■ Dataset rows describing interfaces
****************************************

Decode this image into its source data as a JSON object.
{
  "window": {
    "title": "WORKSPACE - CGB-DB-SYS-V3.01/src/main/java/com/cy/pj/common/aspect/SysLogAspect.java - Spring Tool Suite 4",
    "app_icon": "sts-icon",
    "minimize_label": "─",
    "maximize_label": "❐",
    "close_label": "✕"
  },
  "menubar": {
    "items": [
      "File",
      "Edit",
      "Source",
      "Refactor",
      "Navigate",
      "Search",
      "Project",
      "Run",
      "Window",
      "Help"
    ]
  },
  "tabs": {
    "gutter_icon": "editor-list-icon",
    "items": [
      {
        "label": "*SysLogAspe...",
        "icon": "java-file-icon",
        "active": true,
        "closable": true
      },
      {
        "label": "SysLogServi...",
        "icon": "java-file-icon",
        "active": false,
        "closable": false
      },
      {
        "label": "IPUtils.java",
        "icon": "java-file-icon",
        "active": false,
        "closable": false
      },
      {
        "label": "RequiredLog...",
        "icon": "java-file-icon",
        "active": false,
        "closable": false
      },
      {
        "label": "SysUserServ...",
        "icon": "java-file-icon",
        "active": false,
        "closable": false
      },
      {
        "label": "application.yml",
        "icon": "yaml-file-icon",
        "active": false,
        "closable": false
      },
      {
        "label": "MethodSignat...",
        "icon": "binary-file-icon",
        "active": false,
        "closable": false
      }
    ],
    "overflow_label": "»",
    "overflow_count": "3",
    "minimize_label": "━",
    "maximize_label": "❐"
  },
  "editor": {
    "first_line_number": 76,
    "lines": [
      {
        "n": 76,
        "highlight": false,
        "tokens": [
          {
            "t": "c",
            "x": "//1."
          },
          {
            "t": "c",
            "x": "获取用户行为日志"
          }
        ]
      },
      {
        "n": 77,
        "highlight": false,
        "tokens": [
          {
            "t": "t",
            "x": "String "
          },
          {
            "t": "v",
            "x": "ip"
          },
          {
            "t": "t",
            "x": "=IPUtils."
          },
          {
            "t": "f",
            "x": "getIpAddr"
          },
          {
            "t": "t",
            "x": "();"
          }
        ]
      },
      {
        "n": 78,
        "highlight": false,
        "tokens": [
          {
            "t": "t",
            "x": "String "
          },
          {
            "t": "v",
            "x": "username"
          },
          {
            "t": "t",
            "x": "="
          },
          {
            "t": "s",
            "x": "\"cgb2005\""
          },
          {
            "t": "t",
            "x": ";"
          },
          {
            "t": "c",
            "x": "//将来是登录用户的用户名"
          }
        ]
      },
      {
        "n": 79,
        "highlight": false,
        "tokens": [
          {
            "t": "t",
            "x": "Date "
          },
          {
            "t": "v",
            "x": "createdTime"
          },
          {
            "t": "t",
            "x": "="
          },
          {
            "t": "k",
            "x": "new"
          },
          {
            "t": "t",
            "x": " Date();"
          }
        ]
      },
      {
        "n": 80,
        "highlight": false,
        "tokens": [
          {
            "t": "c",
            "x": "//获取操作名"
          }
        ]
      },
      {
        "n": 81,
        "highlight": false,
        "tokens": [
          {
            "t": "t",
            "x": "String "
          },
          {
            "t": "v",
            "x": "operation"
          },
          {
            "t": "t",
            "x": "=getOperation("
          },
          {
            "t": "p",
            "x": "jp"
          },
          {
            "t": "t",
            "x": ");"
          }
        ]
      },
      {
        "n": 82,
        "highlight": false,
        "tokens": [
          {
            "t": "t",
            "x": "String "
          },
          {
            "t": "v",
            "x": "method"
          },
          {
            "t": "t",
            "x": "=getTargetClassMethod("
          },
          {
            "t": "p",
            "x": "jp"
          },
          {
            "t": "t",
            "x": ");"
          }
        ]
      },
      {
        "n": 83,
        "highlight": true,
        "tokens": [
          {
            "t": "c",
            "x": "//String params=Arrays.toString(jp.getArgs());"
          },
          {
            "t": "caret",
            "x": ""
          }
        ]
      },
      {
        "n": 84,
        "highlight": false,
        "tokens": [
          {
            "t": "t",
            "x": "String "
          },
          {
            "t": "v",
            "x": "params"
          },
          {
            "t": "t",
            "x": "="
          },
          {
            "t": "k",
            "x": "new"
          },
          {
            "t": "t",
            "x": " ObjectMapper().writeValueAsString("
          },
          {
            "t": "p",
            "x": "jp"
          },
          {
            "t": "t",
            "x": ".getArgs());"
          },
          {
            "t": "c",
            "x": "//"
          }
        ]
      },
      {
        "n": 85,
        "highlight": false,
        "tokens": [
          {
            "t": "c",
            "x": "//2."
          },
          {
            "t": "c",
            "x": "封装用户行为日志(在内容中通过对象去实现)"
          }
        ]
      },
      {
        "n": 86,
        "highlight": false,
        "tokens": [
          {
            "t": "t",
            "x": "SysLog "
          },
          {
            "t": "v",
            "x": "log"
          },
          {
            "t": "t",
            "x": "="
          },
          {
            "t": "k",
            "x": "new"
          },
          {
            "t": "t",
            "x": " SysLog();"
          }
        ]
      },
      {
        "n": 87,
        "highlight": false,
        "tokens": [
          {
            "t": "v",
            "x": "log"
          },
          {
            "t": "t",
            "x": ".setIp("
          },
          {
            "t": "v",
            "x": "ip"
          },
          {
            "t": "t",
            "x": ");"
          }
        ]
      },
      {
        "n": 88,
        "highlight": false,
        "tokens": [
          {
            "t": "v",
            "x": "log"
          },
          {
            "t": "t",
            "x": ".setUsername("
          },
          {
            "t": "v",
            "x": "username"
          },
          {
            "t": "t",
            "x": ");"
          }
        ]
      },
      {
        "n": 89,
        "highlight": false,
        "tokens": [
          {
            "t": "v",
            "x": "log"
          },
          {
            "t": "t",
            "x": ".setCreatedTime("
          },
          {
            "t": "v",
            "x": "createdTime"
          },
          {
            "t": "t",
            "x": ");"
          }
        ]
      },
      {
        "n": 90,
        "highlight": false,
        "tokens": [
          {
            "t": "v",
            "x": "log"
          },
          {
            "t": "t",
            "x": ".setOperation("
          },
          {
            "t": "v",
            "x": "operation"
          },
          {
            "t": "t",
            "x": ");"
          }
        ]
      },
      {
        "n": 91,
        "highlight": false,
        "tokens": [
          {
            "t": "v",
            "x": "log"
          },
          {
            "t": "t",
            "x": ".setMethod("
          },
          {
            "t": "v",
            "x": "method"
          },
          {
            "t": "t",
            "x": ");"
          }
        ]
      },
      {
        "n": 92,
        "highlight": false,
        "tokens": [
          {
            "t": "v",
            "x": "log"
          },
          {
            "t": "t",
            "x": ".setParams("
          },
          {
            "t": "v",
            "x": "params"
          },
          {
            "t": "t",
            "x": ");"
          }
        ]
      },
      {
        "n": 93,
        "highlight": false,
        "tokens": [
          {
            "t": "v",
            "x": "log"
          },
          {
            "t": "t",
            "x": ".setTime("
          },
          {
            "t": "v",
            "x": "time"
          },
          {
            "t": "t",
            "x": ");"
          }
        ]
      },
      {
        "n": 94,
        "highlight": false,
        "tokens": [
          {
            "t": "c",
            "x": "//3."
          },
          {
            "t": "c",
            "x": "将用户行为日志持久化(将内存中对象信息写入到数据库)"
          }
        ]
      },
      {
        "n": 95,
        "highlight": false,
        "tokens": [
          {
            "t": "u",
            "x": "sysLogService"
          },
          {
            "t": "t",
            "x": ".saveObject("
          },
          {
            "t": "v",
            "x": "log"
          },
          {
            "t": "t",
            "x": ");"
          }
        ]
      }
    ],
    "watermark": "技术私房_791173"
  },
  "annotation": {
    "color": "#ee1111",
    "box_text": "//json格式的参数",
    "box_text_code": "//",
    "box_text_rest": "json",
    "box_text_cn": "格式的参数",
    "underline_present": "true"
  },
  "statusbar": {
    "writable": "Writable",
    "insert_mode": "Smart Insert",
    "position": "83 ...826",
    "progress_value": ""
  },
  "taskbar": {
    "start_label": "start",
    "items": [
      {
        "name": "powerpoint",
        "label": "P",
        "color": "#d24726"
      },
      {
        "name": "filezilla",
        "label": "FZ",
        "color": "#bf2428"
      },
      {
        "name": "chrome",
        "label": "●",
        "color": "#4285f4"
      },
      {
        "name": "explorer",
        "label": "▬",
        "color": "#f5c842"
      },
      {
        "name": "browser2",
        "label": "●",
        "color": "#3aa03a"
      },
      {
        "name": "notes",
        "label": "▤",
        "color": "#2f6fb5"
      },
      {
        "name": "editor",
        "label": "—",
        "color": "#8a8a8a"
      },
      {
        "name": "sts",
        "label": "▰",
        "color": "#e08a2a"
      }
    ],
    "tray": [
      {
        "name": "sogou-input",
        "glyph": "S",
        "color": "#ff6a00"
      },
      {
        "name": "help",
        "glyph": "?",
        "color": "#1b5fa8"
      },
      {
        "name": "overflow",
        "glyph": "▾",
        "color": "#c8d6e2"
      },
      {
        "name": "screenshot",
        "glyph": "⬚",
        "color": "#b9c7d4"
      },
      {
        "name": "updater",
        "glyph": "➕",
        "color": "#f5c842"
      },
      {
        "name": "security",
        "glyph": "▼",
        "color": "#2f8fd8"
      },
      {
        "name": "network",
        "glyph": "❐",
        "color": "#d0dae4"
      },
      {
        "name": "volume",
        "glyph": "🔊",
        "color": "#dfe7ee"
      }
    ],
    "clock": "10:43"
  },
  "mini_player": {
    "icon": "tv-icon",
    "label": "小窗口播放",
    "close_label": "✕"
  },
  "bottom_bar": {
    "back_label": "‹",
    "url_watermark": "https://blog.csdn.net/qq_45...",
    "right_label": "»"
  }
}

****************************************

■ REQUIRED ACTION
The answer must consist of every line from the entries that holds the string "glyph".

■ RESPONSE BELOW
        "glyph": "S",
        "glyph": "?",
        "glyph": "▾",
        "glyph": "⬚",
        "glyph": "➕",
        "glyph": "▼",
        "glyph": "❐",
        "glyph": "🔊",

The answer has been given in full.